For React Projects


The process is almost identical for deploying a React site to GitHub Pages. We’ll still update our package.json, install gh-pages, and add our new scripts. The difference between this and basic webpack hosting is in the deploy script. We need to configure GitHub Pages to deploy the contents of the folder that contains our bundled code, and in a React project that folder is called build, as opposed to dist in our basic webpack projects. Check out the code snippet below that shows how we’ve updated the value of the deploy script to point to the build folder.

./package.json
{
 "scripts": {
   ...
   "predeploy": "npm run build",
   "deploy": "gh-pages -d build"
 },
...
}

Outside of that the steps are exactly the same. Optionally, see this repo for a walkthrough of deploying a React project.

Further Exploration


Configure a Publishing Source

It’s possible to configure our GitHub Pages site to publish when changes are pushed to a specific branch, or we can write a GitHub Actions workflow to publish our site.
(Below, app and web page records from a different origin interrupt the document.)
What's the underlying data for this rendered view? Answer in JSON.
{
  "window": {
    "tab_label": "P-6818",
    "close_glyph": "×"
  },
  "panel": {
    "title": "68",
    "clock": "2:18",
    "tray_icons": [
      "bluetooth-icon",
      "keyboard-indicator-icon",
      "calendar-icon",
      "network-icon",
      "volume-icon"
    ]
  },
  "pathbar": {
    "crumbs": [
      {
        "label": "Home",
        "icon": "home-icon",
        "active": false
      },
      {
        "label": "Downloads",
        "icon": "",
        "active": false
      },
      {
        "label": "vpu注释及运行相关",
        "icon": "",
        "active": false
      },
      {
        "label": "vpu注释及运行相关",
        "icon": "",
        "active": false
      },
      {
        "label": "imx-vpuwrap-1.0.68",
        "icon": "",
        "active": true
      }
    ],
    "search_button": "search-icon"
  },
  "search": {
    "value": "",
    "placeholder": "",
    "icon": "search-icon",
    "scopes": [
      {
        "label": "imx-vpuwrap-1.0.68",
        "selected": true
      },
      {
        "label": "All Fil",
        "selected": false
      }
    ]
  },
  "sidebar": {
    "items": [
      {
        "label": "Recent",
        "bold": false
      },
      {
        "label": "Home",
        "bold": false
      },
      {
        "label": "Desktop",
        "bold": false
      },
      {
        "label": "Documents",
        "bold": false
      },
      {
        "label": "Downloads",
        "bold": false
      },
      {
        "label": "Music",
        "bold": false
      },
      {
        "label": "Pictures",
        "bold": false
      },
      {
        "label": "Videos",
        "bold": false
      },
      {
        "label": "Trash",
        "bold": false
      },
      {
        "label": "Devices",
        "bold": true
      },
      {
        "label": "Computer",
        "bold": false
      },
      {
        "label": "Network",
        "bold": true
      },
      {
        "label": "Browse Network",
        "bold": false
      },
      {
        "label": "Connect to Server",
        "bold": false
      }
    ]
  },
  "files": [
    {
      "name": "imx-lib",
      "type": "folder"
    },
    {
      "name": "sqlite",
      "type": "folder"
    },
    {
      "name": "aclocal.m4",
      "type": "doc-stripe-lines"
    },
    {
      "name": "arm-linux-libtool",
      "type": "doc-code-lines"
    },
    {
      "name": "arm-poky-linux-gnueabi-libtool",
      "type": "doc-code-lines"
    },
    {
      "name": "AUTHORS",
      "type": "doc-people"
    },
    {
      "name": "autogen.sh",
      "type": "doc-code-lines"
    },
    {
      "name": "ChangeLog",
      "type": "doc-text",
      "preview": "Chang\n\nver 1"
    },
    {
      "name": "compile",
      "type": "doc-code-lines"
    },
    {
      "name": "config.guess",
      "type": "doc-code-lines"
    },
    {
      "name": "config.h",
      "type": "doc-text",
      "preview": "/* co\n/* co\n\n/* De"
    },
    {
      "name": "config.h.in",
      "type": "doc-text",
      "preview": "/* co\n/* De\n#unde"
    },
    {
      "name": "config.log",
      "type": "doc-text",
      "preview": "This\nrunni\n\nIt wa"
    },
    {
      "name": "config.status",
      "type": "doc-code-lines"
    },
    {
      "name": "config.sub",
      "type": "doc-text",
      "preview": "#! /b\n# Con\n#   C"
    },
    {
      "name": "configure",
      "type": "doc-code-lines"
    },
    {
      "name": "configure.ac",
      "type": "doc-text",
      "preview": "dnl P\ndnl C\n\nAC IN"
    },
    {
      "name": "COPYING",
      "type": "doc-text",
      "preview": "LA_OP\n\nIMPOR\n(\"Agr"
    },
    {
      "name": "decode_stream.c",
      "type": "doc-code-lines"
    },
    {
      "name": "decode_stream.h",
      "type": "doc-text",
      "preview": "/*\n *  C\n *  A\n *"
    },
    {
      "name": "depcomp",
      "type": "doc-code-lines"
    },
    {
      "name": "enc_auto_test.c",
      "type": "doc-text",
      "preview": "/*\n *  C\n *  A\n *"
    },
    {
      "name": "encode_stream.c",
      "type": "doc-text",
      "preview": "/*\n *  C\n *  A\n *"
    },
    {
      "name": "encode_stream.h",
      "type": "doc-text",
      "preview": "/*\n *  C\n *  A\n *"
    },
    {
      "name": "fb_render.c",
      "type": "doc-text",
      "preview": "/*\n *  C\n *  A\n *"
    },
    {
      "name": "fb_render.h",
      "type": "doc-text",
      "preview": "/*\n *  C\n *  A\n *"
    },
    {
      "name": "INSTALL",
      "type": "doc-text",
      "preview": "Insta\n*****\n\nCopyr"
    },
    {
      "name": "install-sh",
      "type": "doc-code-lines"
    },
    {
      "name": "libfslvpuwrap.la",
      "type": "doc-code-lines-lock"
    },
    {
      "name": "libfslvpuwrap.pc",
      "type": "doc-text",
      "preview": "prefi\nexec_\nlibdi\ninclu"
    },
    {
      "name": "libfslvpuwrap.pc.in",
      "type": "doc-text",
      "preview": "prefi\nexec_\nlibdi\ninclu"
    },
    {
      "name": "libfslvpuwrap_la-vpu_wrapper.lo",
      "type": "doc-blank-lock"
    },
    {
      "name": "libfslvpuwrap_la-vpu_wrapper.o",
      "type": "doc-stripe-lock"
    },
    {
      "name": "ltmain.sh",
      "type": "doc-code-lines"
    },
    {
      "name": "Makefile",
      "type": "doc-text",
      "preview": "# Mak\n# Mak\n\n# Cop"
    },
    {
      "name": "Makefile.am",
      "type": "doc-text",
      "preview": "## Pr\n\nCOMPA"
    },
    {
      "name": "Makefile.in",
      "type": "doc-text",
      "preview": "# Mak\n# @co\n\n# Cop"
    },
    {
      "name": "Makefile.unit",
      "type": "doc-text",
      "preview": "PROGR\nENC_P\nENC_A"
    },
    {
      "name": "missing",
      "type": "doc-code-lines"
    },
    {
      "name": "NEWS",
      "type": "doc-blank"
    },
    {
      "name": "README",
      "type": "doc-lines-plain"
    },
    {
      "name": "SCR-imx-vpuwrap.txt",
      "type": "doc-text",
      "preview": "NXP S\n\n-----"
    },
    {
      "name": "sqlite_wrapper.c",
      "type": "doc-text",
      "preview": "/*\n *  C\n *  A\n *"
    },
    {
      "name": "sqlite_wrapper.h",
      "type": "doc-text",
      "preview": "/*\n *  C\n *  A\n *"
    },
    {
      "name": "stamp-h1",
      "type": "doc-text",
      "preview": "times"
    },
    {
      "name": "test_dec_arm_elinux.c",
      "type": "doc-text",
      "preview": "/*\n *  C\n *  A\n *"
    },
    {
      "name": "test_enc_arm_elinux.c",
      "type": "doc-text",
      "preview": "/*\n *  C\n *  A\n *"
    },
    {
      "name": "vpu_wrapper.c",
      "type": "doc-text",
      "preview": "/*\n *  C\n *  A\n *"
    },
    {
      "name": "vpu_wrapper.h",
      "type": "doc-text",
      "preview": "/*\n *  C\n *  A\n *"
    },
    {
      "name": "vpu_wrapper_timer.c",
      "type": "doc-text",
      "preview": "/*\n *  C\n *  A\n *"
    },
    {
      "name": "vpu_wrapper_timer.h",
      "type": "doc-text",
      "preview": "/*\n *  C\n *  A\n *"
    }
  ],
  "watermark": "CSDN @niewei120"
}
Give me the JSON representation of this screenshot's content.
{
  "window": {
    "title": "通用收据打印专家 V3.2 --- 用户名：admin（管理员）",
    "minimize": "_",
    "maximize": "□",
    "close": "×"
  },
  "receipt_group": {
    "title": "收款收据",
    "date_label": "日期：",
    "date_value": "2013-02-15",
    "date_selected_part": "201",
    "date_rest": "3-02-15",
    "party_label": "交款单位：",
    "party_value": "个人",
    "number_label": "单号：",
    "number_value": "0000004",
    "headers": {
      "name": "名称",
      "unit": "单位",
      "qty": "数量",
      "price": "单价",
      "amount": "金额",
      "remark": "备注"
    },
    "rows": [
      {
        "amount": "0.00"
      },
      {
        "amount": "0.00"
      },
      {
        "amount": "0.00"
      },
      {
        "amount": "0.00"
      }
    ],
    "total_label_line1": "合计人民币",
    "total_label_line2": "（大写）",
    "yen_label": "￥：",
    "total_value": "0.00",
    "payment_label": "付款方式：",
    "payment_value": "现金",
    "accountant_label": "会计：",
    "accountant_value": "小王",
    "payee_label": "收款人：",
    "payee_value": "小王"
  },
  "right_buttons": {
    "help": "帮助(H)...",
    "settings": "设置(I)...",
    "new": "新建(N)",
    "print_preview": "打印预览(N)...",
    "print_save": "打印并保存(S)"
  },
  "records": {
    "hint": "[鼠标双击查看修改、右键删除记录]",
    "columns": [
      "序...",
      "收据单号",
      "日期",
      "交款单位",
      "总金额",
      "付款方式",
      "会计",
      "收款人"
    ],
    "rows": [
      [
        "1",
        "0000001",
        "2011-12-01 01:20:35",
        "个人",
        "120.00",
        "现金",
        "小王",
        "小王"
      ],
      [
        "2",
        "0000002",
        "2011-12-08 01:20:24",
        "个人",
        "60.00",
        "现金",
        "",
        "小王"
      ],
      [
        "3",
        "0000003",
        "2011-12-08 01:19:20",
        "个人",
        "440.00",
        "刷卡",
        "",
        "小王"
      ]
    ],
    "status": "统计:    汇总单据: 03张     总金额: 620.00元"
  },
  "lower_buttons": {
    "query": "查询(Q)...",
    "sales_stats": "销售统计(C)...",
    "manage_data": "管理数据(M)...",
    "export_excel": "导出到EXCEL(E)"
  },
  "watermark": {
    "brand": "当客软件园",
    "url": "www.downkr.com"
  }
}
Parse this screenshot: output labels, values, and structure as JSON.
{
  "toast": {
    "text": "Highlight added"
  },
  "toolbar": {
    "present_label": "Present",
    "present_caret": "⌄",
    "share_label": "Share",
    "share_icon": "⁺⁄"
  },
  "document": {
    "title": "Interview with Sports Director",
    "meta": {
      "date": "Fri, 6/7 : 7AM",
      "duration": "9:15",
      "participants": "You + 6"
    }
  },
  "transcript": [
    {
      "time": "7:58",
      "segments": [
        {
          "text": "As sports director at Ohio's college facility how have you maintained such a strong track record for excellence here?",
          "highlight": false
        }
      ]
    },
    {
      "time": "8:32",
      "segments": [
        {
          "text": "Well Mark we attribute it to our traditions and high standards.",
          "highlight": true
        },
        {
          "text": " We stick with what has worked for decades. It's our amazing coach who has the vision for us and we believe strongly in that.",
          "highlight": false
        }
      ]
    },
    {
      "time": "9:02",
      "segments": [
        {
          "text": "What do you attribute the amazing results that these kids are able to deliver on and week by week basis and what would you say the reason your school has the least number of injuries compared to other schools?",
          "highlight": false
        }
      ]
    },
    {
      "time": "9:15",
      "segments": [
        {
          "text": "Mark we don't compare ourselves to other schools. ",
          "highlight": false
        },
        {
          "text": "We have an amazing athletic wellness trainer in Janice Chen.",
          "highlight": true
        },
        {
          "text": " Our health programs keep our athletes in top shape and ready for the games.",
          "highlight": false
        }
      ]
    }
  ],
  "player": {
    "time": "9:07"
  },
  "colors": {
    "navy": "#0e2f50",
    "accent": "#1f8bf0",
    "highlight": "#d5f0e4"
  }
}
So for instance we could set our main branch as the publishing source and have GitHub automatically deploy any time changes are pushed to the main branch. See this page in the GitHub docs for how to set a custom publishing source.

Enforce HTTPS

By default GitHub enforces HTTPS protocol (not HTTP), so you may get errors if your links use HTTP. For the deployed site you'll need to remove any HTTP content. See this page on enforcing HTTPS in GitHub for more information.

Un-Publish the Website

If you want to remove a site from GitHub Pages so it is no longer hosted, you can find instructions for un-publishing here.

And that's it! Our site should be live on GitHub Pages for the whole world to visit.